“Write in big letters to communicate. Take the pad out and go have a cigarette. You can hold it up to the camera when you’re out of their view. We’ll be watching and waiting.”
Atlantis rolled her eyes but took the pad before departing. Cyn and Arch ate breakfast on the long conference table, buried under the Princeville Airport Terminal restaurant named after a long dead aviatrix, with a dingo waiting underneath for any leftover scraps. It was an unlikely spot, but Arch hadn’t been in any situation where he’d had a choice of spots since finding the file. There was no change in view on the plasma screen attached to the wall. The expensive thin monitor was an unlikely item to find in the place they were in, but so was the place itself. If memory served him, Amelia Earhart had never been to Kauai. There was a memorial built to her on Oahu where at least she’d stopped a time or two. The history of the restaurant and its dedication to the flyer remained a mystery.
“They’re not going to stay long without clearing this place,” Arch said to Cyn, as they ate and watched the screen on the wall. “If the player up there follows procedure, setting up a perimeter is always a first step.”
“What’s that mean, exactly?” Cyn replied, between bites of scrambled eggs and spam.
“This building is where they are, so it has to be cleared,” Arch explained. “Every bit of it has to be gone through to make sure nobody and nothing is hiding. Only when they have the area inside the perimeter cleared can they relax and focus on potential external threats.”
“Good grief. Is that the kind of stuff you think about all the time?”
“It doesn’t matter,” Arch responded, with a bit of irritation. “We have maybe half an hour. Two guys are insufficient to clear a building this size, which means reinforcements will probably be shifted around to cover that aspect of necessary procedure after Atlantis lets them in.”
“Well, what’s the plan then, since you’re so versed in this stuff?” Cyn asked, finishing her plate.
“The plane should be here soon,” Arch answered. “It all depends on timing and a different kind of diversion. If the other backup guys show before we can get out, we’re toast. Can’t do anything about them or that. However, we might be able to wave them off or get aboard the plane if we can do something about Raul and his boss.”
“I think you just told us what our problem is again, oh gifted escape artist,” Cyn responded, sarcastically. “Where’s the solution in any of what you said?”
Arch looked at the woman closely. She stared right back with a straight face, the dingo joining in. It wasn’t a time for humor, but apparently dry humor was part of her makeup.
“I need to talk to Atlantis,” Arch answered, weakly.

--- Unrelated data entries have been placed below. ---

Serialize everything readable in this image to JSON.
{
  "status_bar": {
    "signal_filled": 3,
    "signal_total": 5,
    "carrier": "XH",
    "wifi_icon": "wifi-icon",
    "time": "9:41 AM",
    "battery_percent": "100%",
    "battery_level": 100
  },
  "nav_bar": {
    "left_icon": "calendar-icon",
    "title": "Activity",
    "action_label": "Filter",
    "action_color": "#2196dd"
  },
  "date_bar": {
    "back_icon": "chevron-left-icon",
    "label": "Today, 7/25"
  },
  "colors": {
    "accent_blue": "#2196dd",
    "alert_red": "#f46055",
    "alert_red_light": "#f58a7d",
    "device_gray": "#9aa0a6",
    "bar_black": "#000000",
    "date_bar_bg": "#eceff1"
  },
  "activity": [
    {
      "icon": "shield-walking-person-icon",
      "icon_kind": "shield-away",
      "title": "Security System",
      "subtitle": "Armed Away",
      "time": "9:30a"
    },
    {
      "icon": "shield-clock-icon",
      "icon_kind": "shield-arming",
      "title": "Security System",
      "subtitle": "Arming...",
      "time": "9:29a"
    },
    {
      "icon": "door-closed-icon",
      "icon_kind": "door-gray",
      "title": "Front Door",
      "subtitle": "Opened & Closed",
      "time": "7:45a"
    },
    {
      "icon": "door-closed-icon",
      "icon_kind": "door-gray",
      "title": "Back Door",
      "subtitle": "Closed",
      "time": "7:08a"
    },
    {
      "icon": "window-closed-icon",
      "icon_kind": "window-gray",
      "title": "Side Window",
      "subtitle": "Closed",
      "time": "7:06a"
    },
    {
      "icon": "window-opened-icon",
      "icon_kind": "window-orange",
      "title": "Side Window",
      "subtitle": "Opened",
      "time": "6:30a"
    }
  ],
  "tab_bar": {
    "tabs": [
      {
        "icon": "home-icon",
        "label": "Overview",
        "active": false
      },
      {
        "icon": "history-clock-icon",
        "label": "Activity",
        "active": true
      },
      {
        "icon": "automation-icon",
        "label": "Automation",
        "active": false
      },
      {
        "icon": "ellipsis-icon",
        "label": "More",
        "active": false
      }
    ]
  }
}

He didn’t have a plan and the woman had guessed that. “We need a break.”
The lock turned with a smooth clicking sound and Atlantis slipped into the room, leaving the door ajar.
“They’re asleep, or at least going to sleep,” she announced, holding up an empty pill bottle in her right hand, and extending it out toward Arch.
He took the bottle and read the printing of the prescription taped to its side.
“Codeine number three,” He read aloud. “You gave them drugs?” He asked, in a hushed tone.
“I ground it up in the coffee grinder and mixed it with their coffee,” Atlantis replied, like she drugged people in the restaurant all the time.
“How many pills?” Arch asked, tension in his voice.
“Twelve or thirteen. But they’ll probably only drink part of them, I think. I’ll go check to make sure they’re out.”
“Only twelve or thirteen,” Arch whispered, staring down at the empty bottle. “God save us all from amateurs.”